The answer must be every line of the records below that contains the word "this", copied out.

▶ [Excerpted data]:
══════════

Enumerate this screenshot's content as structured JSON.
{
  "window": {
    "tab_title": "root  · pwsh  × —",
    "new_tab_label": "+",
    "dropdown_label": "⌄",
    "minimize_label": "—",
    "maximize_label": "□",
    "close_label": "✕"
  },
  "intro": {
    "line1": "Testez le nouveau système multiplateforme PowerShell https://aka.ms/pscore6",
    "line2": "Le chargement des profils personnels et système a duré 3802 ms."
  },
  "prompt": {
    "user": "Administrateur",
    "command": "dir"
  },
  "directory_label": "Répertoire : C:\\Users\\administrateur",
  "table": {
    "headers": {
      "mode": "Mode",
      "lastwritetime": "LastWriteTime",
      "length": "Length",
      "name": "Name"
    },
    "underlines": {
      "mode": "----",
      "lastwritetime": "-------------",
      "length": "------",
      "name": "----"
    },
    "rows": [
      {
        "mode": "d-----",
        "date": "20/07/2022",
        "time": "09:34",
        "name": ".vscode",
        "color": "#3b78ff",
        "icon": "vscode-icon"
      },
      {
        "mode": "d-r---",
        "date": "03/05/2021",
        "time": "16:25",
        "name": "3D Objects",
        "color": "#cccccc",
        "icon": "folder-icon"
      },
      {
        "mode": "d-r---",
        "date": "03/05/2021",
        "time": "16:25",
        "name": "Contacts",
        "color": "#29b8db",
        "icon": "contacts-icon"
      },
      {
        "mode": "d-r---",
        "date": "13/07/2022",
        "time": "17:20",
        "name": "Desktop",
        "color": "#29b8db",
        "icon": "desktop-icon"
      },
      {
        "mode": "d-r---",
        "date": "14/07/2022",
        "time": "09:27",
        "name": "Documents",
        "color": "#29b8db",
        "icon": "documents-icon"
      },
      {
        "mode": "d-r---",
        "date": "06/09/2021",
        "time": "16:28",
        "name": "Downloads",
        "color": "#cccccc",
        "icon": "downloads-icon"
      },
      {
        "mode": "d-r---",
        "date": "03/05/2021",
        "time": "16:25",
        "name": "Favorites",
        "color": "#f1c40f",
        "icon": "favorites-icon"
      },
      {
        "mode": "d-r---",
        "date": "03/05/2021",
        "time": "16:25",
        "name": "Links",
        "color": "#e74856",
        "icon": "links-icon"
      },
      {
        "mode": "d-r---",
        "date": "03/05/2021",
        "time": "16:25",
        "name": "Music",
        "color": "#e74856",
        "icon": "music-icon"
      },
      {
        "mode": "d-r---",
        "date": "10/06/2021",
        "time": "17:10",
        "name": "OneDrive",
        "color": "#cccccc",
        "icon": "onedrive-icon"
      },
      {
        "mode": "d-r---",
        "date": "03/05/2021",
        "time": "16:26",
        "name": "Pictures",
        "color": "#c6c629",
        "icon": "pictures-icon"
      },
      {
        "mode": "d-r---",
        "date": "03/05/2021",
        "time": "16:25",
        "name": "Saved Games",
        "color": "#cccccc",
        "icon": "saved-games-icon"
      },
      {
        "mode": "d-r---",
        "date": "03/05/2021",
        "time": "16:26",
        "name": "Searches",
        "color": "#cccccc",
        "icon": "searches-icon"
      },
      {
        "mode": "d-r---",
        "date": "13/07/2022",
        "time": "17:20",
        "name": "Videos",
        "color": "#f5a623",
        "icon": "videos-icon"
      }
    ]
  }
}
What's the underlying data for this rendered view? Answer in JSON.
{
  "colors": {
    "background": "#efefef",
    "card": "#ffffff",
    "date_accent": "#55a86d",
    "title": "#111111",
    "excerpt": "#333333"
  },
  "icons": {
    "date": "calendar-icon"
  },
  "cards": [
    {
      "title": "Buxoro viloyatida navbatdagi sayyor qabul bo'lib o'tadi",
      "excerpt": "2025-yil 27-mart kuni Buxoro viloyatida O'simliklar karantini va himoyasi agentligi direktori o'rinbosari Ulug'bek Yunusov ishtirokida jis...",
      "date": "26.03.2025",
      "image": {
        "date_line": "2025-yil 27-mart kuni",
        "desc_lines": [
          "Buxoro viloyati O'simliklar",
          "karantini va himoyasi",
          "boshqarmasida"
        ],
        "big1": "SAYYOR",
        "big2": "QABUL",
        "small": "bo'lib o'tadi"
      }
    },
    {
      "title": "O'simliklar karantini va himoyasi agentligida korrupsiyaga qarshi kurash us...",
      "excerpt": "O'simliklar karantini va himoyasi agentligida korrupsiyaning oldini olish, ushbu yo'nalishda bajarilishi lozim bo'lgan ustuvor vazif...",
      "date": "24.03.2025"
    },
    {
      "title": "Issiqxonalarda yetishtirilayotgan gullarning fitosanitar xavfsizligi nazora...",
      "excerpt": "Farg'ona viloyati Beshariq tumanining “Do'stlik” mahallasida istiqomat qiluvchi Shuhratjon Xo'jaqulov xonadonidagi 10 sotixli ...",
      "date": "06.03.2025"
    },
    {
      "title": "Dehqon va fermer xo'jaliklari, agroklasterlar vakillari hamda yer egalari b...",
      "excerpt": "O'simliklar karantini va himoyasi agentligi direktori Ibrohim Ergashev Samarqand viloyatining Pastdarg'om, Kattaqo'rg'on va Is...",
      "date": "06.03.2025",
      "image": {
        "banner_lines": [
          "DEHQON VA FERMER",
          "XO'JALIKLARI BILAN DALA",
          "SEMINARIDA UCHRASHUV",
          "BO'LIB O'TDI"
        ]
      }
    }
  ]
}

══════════

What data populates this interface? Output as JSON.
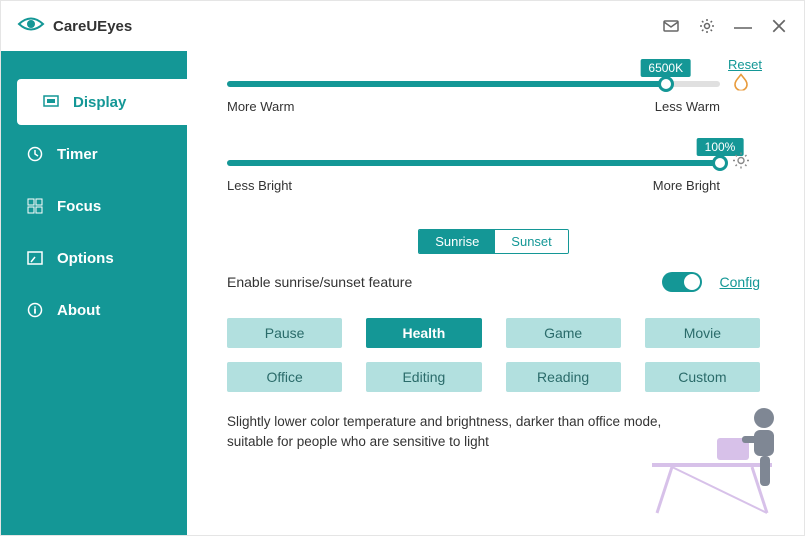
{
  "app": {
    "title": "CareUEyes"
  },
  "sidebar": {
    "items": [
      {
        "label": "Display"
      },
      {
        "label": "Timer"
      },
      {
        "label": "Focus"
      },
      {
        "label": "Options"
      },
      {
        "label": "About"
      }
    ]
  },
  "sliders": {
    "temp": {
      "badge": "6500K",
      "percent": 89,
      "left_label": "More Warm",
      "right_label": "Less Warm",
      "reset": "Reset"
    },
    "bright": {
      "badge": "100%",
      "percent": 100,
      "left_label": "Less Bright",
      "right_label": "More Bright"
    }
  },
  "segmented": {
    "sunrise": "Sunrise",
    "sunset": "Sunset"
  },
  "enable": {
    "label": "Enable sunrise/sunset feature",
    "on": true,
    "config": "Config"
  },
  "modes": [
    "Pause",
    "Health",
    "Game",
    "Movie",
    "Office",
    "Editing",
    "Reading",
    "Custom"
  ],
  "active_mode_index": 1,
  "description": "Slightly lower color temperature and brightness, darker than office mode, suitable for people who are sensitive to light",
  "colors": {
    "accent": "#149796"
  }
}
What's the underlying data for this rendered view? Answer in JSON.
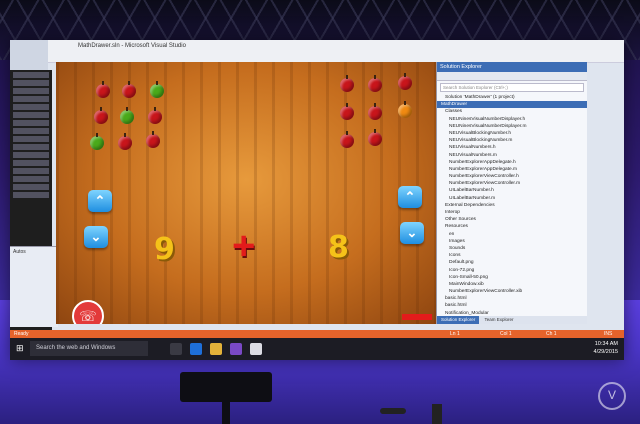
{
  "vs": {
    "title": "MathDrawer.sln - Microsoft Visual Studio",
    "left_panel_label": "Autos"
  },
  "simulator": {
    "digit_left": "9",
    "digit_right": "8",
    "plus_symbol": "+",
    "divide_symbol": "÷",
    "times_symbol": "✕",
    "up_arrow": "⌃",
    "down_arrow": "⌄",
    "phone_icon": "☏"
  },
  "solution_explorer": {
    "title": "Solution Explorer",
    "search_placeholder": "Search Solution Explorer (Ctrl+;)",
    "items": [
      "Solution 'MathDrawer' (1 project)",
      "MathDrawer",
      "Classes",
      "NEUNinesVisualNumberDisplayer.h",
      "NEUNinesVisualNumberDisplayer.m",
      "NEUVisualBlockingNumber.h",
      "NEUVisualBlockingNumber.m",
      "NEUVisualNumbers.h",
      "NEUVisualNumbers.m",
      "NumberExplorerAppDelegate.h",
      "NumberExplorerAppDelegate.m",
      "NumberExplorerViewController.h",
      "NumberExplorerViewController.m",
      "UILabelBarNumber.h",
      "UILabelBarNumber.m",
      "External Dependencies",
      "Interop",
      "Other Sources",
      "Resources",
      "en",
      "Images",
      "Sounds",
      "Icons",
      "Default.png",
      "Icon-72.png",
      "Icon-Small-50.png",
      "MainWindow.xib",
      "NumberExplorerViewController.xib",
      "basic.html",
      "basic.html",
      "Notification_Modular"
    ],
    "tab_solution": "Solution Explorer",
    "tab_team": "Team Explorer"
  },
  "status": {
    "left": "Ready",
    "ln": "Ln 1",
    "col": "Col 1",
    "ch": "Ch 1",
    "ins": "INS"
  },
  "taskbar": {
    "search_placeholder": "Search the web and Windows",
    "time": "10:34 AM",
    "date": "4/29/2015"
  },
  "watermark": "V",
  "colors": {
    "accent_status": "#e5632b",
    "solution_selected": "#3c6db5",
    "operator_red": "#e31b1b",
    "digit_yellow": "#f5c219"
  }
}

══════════

▶ [Reply to the exercise]:
Enumerate this screenshot's content as structured JSON.
What's the underlying data for this rendered view? Answer in JSON.
What data populates this interface? Output as JSON.
What's the underlying data for this rendered view? Answer in JSON.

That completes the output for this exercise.